Extracted data:

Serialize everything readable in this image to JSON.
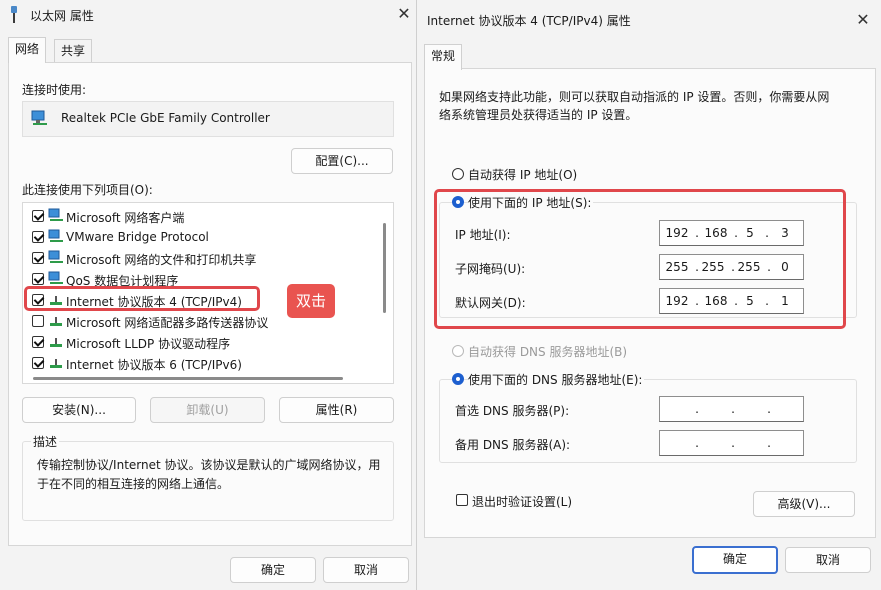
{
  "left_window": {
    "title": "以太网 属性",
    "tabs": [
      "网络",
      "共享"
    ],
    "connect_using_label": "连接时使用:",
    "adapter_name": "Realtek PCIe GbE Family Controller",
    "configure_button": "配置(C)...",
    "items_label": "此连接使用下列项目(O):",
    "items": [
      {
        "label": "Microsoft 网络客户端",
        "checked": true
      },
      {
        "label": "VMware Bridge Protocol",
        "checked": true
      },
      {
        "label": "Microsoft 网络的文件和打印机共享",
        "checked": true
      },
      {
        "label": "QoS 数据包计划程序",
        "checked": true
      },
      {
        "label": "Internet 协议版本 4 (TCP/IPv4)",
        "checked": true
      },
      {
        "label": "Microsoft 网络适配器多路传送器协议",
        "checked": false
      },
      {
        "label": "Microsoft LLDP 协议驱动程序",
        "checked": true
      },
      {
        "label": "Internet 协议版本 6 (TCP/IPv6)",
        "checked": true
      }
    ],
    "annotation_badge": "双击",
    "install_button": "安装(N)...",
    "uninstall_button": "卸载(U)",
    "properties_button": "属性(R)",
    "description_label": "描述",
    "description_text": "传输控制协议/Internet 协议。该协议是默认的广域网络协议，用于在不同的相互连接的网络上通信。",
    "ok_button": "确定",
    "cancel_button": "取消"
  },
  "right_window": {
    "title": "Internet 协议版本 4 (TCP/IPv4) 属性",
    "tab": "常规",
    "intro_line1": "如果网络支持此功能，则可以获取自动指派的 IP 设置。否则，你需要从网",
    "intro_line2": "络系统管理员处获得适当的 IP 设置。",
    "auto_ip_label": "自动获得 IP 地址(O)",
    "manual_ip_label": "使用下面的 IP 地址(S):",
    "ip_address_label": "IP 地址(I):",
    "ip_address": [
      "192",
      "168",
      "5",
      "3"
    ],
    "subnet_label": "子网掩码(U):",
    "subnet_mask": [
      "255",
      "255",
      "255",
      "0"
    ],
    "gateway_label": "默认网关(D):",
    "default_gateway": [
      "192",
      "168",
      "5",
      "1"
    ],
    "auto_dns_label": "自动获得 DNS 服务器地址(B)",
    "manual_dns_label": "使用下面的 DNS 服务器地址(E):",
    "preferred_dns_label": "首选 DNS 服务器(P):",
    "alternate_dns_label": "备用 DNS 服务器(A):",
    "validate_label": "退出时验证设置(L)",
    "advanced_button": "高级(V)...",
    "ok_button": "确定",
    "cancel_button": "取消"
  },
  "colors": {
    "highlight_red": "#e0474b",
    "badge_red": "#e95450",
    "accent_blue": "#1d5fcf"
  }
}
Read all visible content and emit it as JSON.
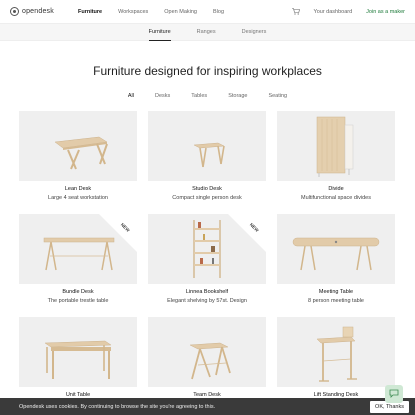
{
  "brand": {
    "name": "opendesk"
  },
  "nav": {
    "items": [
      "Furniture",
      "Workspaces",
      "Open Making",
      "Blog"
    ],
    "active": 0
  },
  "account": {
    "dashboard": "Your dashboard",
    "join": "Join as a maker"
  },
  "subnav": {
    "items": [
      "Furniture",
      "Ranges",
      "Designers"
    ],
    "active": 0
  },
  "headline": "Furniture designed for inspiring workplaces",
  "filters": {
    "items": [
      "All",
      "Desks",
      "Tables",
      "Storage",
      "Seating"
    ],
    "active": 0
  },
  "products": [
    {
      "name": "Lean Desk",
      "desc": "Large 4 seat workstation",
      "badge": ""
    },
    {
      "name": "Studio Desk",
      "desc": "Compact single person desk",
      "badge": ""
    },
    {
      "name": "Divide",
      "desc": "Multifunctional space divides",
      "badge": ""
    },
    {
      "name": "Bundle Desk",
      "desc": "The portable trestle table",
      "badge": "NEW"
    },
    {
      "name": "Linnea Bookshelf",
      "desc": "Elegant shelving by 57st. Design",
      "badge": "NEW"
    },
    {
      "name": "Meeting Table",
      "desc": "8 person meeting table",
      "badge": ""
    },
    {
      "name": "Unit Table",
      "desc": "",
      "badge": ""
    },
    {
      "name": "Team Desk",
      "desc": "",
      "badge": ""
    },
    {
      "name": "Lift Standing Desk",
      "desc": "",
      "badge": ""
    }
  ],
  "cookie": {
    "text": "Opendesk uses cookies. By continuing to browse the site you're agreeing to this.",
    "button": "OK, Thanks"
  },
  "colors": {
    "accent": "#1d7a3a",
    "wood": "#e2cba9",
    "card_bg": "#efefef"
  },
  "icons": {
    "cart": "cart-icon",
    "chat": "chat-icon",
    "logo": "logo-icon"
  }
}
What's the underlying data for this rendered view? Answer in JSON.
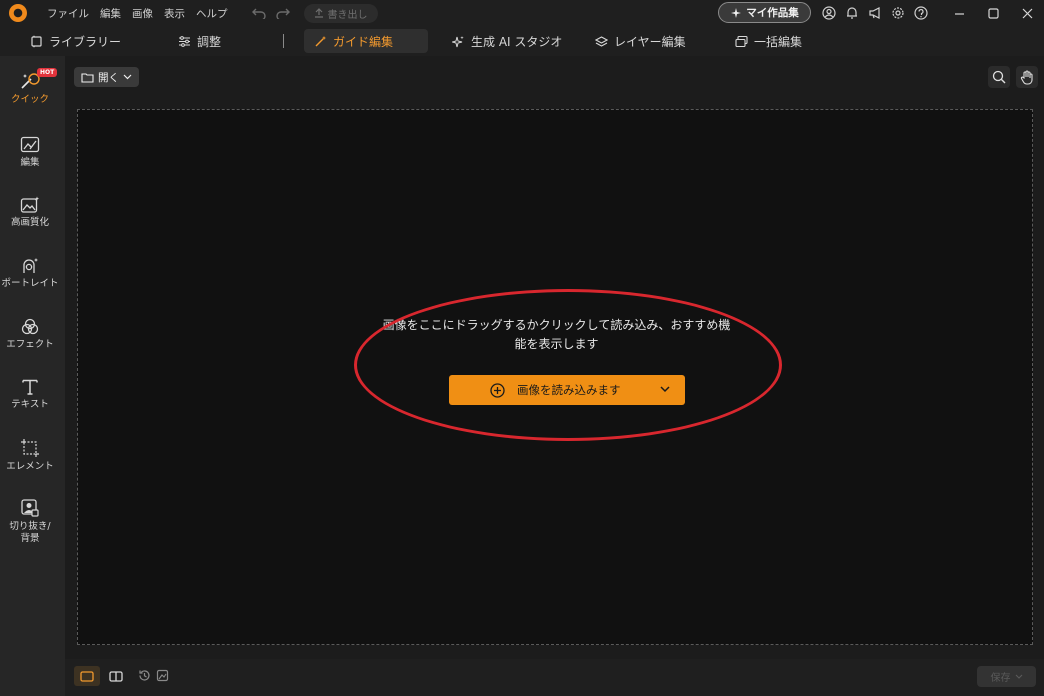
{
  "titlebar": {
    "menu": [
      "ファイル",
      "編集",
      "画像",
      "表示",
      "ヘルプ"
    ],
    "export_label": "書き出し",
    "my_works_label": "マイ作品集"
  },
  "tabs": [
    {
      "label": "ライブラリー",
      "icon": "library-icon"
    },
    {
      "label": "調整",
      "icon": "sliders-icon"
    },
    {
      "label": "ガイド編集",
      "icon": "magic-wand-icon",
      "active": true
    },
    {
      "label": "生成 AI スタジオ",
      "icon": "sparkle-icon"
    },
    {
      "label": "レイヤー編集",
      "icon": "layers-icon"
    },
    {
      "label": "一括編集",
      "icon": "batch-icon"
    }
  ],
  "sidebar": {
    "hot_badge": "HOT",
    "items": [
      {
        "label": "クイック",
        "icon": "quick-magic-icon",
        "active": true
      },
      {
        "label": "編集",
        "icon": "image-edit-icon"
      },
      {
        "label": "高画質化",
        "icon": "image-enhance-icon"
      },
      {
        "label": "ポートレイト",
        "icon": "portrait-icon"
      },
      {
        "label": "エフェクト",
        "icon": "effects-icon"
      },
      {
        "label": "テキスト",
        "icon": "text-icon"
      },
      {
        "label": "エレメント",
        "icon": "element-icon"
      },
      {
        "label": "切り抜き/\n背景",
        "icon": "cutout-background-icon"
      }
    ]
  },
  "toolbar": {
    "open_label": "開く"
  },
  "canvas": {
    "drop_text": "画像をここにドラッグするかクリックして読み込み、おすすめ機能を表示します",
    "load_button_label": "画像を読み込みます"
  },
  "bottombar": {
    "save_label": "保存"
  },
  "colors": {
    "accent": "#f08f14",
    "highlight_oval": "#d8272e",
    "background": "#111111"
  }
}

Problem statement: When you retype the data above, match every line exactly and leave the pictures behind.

Task output:
Serialize everything readable in this image to JSON.
{
  "left_window": {
    "title": "以太网 属性",
    "tabs": [
      "网络",
      "共享"
    ],
    "connect_using_label": "连接时使用:",
    "adapter_name": "Realtek PCIe GbE Family Controller",
    "configure_button": "配置(C)...",
    "items_label": "此连接使用下列项目(O):",
    "items": [
      {
        "label": "Microsoft 网络客户端",
        "checked": true
      },
      {
        "label": "VMware Bridge Protocol",
        "checked": true
      },
      {
        "label": "Microsoft 网络的文件和打印机共享",
        "checked": true
      },
      {
        "label": "QoS 数据包计划程序",
        "checked": true
      },
      {
        "label": "Internet 协议版本 4 (TCP/IPv4)",
        "checked": true
      },
      {
        "label": "Microsoft 网络适配器多路传送器协议",
        "checked": false
      },
      {
        "label": "Microsoft LLDP 协议驱动程序",
        "checked": true
      },
      {
        "label": "Internet 协议版本 6 (TCP/IPv6)",
        "checked": true
      }
    ],
    "annotation_badge": "双击",
    "install_button": "安装(N)...",
    "uninstall_button": "卸载(U)",
    "properties_button": "属性(R)",
    "description_label": "描述",
    "description_text": "传输控制协议/Internet 协议。该协议是默认的广域网络协议，用于在不同的相互连接的网络上通信。",
    "ok_button": "确定",
    "cancel_button": "取消"
  },
  "right_window": {
    "title": "Internet 协议版本 4 (TCP/IPv4) 属性",
    "tab": "常规",
    "intro_line1": "如果网络支持此功能，则可以获取自动指派的 IP 设置。否则，你需要从网",
    "intro_line2": "络系统管理员处获得适当的 IP 设置。",
    "auto_ip_label": "自动获得 IP 地址(O)",
    "manual_ip_label": "使用下面的 IP 地址(S):",
    "ip_address_label": "IP 地址(I):",
    "ip_address": [
      "192",
      "168",
      "5",
      "3"
    ],
    "subnet_label": "子网掩码(U):",
    "subnet_mask": [
      "255",
      "255",
      "255",
      "0"
    ],
    "gateway_label": "默认网关(D):",
    "default_gateway": [
      "192",
      "168",
      "5",
      "1"
    ],
    "auto_dns_label": "自动获得 DNS 服务器地址(B)",
    "manual_dns_label": "使用下面的 DNS 服务器地址(E):",
    "preferred_dns_label": "首选 DNS 服务器(P):",
    "alternate_dns_label": "备用 DNS 服务器(A):",
    "validate_label": "退出时验证设置(L)",
    "advanced_button": "高级(V)...",
    "ok_button": "确定",
    "cancel_button": "取消"
  },
  "colors": {
    "highlight_red": "#e0474b",
    "badge_red": "#e95450",
    "accent_blue": "#1d5fcf"
  }
}
Read all visible content and emit it as JSON.
{
  "brand": {
    "name": "opendesk"
  },
  "nav": {
    "items": [
      "Furniture",
      "Workspaces",
      "Open Making",
      "Blog"
    ],
    "active": 0
  },
  "account": {
    "dashboard": "Your dashboard",
    "join": "Join as a maker"
  },
  "subnav": {
    "items": [
      "Furniture",
      "Ranges",
      "Designers"
    ],
    "active": 0
  },
  "headline": "Furniture designed for inspiring workplaces",
  "filters": {
    "items": [
      "All",
      "Desks",
      "Tables",
      "Storage",
      "Seating"
    ],
    "active": 0
  },
  "products": [
    {
      "name": "Lean Desk",
      "desc": "Large 4 seat workstation",
      "badge": ""
    },
    {
      "name": "Studio Desk",
      "desc": "Compact single person desk",
      "badge": ""
    },
    {
      "name": "Divide",
      "desc": "Multifunctional space divides",
      "badge": ""
    },
    {
      "name": "Bundle Desk",
      "desc": "The portable trestle table",
      "badge": "NEW"
    },
    {
      "name": "Linnea Bookshelf",
      "desc": "Elegant shelving by 57st. Design",
      "badge": "NEW"
    },
    {
      "name": "Meeting Table",
      "desc": "8 person meeting table",
      "badge": ""
    },
    {
      "name": "Unit Table",
      "desc": "",
      "badge": ""
    },
    {
      "name": "Team Desk",
      "desc": "",
      "badge": ""
    },
    {
      "name": "Lift Standing Desk",
      "desc": "",
      "badge": ""
    }
  ],
  "cookie": {
    "text": "Opendesk uses cookies. By continuing to browse the site you're agreeing to this.",
    "button": "OK, Thanks"
  },
  "colors": {
    "accent": "#1d7a3a",
    "wood": "#e2cba9",
    "card_bg": "#efefef"
  },
  "icons": {
    "cart": "cart-icon",
    "chat": "chat-icon",
    "logo": "logo-icon"
  }
}
What's the underlying data for this rendered view? Answer in JSON.
{
  "titlebar": {
    "menu": [
      "ファイル",
      "編集",
      "画像",
      "表示",
      "ヘルプ"
    ],
    "export_label": "書き出し",
    "my_works_label": "マイ作品集"
  },
  "tabs": [
    {
      "label": "ライブラリー",
      "icon": "library-icon"
    },
    {
      "label": "調整",
      "icon": "sliders-icon"
    },
    {
      "label": "ガイド編集",
      "icon": "magic-wand-icon",
      "active": true
    },
    {
      "label": "生成 AI スタジオ",
      "icon": "sparkle-icon"
    },
    {
      "label": "レイヤー編集",
      "icon": "layers-icon"
    },
    {
      "label": "一括編集",
      "icon": "batch-icon"
    }
  ],
  "sidebar": {
    "hot_badge": "HOT",
    "items": [
      {
        "label": "クイック",
        "icon": "quick-magic-icon",
        "active": true
      },
      {
        "label": "編集",
        "icon": "image-edit-icon"
      },
      {
        "label": "高画質化",
        "icon": "image-enhance-icon"
      },
      {
        "label": "ポートレイト",
        "icon": "portrait-icon"
      },
      {
        "label": "エフェクト",
        "icon": "effects-icon"
      },
      {
        "label": "テキスト",
        "icon": "text-icon"
      },
      {
        "label": "エレメント",
        "icon": "element-icon"
      },
      {
        "label": "切り抜き/\n背景",
        "icon": "cutout-background-icon"
      }
    ]
  },
  "toolbar": {
    "open_label": "開く"
  },
  "canvas": {
    "drop_text": "画像をここにドラッグするかクリックして読み込み、おすすめ機能を表示します",
    "load_button_label": "画像を読み込みます"
  },
  "bottombar": {
    "save_label": "保存"
  },
  "colors": {
    "accent": "#f08f14",
    "highlight_oval": "#d8272e",
    "background": "#111111"
  }
}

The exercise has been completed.